This drawing was used over the title of chapter seven in the book. In the final printed version, the hand-lettered caption was dropped in favor of a typeset title. This is the only chapter drawing I am aware of that has the hand-lettered title. Even as a kid, I thought the alliteration in the chapter titles was a bit of a gimmick - Polychrome's Pitiful Plight, Betsy Braves the Billows, Tik-Tok Tackles a Tough Task.....but it is kind of cute.

Tuesday, April 8, 2008

Little Wizard Stories

The Little Wizard Series was a set of six small books written by L. Frank Baum, and published at the same time as The Patchwork Girl of Oz, to help increase interest in the newly revived Oz series. These six books were then published in a single volume as the Little Wizard Stories of Oz. Unfortunately, the individual cover illustrations were not used within the combined version.

These original printings are difficult to find in decent shape. The paper covered boards and spine did not hold up to much wear and tear. But in spite of that, I think the format is enjoyable - similar to a Little Golden Book.
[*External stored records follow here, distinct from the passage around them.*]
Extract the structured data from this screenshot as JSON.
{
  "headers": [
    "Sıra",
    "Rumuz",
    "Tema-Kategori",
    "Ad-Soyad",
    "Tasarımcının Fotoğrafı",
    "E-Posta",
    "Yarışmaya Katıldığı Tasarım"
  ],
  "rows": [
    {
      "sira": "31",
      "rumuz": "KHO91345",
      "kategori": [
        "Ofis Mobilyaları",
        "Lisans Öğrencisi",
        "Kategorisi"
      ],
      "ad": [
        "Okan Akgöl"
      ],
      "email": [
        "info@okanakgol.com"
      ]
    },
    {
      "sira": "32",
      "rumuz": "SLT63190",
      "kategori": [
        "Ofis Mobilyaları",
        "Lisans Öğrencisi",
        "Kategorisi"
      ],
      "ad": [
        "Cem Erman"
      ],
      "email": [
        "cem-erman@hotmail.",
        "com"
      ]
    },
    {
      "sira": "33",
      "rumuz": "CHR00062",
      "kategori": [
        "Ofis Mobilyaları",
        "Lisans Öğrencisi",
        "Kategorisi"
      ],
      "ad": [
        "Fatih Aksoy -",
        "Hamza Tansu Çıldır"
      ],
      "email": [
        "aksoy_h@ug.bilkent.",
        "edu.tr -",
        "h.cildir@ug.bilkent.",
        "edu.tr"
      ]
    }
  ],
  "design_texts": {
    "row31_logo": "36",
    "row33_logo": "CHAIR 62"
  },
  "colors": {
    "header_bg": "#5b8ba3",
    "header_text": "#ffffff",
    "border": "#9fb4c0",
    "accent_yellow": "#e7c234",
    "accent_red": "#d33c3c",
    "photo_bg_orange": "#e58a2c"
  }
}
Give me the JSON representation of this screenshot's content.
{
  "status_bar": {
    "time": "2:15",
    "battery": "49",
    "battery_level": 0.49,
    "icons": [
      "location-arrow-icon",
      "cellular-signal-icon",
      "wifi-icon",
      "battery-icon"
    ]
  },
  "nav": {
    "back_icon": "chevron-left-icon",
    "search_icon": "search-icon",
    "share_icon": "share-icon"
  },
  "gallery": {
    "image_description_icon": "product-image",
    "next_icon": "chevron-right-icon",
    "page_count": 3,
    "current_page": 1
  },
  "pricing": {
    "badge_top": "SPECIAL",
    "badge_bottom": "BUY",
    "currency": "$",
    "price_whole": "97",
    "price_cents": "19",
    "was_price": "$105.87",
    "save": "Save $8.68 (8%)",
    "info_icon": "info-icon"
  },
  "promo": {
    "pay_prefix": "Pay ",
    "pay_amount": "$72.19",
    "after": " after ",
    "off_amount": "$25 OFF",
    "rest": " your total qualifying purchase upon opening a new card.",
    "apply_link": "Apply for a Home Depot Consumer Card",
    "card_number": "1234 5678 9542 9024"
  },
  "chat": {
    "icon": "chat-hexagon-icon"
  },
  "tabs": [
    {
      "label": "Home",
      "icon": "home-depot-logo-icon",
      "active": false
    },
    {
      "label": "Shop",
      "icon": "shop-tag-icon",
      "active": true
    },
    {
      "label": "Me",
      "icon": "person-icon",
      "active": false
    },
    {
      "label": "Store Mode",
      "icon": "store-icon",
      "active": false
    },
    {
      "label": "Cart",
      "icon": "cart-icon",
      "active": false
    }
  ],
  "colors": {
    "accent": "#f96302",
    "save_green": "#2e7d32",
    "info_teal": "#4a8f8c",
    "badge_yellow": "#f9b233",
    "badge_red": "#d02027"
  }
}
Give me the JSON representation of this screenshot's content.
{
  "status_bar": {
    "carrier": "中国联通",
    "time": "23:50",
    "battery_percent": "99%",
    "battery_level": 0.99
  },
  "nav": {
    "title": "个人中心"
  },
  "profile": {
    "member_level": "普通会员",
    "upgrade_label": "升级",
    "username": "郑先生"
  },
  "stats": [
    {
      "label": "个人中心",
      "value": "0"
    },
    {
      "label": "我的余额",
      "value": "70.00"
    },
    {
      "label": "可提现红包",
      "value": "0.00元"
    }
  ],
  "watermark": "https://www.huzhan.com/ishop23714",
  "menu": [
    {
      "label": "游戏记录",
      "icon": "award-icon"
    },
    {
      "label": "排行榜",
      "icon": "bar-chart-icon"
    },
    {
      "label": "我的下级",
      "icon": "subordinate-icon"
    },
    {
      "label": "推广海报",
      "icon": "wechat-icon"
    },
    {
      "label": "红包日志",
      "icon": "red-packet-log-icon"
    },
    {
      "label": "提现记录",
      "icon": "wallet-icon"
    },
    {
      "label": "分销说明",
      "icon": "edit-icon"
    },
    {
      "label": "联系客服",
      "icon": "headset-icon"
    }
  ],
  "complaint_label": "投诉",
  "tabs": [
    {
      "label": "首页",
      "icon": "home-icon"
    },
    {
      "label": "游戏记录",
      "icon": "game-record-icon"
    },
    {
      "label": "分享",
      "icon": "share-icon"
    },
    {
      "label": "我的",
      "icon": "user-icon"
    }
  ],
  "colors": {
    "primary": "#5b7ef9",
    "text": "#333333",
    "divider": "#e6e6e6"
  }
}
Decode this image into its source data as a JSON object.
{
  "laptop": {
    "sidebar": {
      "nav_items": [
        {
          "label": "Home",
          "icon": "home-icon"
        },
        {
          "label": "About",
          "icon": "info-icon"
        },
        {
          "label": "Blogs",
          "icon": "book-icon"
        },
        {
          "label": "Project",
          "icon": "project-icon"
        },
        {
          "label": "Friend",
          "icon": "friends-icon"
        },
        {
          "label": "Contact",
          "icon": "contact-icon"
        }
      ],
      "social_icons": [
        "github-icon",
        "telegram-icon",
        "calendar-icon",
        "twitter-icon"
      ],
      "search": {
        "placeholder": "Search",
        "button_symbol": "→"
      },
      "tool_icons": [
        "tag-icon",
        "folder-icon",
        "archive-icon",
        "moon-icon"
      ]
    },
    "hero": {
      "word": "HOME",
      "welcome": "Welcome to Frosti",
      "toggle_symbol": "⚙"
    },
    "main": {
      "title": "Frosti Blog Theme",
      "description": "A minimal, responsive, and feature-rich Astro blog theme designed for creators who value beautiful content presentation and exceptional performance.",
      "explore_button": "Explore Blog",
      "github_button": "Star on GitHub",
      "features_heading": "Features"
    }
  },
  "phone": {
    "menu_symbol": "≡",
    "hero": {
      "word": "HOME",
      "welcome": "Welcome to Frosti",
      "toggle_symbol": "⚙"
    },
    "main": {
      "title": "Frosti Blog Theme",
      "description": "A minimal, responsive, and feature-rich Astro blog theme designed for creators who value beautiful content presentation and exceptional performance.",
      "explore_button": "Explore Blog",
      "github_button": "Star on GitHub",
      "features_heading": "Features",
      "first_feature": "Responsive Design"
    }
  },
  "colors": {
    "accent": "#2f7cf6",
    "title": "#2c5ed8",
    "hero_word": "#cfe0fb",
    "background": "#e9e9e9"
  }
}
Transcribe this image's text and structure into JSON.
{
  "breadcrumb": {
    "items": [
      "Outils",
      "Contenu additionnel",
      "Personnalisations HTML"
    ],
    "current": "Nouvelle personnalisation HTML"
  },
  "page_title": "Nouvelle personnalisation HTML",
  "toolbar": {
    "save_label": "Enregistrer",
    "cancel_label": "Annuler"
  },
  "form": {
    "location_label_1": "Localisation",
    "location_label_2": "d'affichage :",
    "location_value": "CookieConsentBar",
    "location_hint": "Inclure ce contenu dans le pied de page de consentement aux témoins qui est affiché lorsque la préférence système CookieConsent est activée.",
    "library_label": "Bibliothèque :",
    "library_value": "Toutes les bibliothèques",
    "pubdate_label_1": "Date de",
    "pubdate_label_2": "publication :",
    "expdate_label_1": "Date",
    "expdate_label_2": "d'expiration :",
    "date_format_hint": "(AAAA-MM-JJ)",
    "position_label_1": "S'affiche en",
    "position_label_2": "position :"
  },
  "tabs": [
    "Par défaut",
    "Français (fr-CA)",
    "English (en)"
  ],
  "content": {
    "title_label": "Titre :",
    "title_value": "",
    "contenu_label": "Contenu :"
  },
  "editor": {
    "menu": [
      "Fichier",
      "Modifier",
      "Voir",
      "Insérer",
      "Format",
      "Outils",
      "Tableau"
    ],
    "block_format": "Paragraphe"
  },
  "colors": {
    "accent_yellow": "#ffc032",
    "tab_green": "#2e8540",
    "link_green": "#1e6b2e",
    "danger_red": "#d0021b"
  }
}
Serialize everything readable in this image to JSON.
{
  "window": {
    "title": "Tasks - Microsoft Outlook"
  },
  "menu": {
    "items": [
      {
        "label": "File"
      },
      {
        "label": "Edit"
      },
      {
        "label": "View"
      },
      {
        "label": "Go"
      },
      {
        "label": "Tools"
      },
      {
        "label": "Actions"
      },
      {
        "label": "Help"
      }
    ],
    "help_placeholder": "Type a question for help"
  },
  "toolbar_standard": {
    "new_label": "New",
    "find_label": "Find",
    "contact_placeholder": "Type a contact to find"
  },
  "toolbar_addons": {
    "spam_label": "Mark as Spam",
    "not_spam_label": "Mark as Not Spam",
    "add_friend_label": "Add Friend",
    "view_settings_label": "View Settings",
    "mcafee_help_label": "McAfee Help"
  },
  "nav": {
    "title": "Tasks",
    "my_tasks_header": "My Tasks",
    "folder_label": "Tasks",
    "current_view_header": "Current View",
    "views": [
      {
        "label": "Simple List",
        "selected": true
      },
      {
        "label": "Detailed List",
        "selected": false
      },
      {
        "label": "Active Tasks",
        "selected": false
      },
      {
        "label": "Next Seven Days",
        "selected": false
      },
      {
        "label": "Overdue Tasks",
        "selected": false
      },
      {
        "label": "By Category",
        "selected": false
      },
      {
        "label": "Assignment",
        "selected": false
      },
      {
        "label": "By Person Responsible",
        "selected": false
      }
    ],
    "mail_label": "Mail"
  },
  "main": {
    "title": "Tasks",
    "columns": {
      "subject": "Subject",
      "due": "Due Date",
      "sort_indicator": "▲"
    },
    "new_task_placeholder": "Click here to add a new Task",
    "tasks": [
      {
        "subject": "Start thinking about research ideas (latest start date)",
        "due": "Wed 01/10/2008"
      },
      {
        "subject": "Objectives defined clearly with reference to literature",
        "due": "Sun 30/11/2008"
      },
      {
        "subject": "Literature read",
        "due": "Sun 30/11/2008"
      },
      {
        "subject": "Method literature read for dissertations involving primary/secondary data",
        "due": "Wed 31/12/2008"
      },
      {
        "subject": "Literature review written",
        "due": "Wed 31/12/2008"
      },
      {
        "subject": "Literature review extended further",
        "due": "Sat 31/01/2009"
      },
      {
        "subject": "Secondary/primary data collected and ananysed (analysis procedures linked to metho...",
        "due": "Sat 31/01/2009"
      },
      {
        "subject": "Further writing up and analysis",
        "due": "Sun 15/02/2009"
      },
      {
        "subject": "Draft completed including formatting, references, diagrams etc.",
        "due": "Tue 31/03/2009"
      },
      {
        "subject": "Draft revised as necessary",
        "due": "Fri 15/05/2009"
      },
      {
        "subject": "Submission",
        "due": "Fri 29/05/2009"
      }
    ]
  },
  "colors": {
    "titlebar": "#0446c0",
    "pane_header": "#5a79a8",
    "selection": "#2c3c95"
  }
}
The stories are pretty simple, aimed at a younger audience than the full size Oz books.

Four of these small books were reprinted in softcover in 1932 as part of a set of jig-saw puzzles, and again in 1934 as a Jell-O promotion. In 1939, Rand McNally reprinted the entire series, two to a volume, in the same format as their Oz Junior Editions.

Monday, April 7, 2008

Little Journeys of Nip & Tuck

In 1909/1910, John R Neill worked on a Sunday comic page called The Little Journeys of Nip & Tuck. This strip was written by William Bradford, and ran from March 7, 1909 to February 27, 1910, first as a full-color full-page, then as a 2-color half-sheet. The writing consisted of simple rhymes, many of them dealing with Mother Goose characters the children meet on their journeys. The rhymes are pretty forgettable, but Neill brings his typical whimsey to the illustrations. These pages have a simplicity and elegant sparseness that seems unusual for the time.

Tuck looks remarkably like Dorothy, and I think Nip looks like her cousin Zeb from Dorothy and the Wizard in Oz. And Dingleberry the dog is the same as Neill's first concept of Toto. Incidentally, Neill had a small bulldog named Dingleberry. It's also interesting to go through the comic pages and find other examples of images that seem strongly influenced by work Neill did on Baum's books.

A good example is below - on the left, a color plate from Dorothy and the Wizard in Oz, and below, a panel from Nip & Tuck.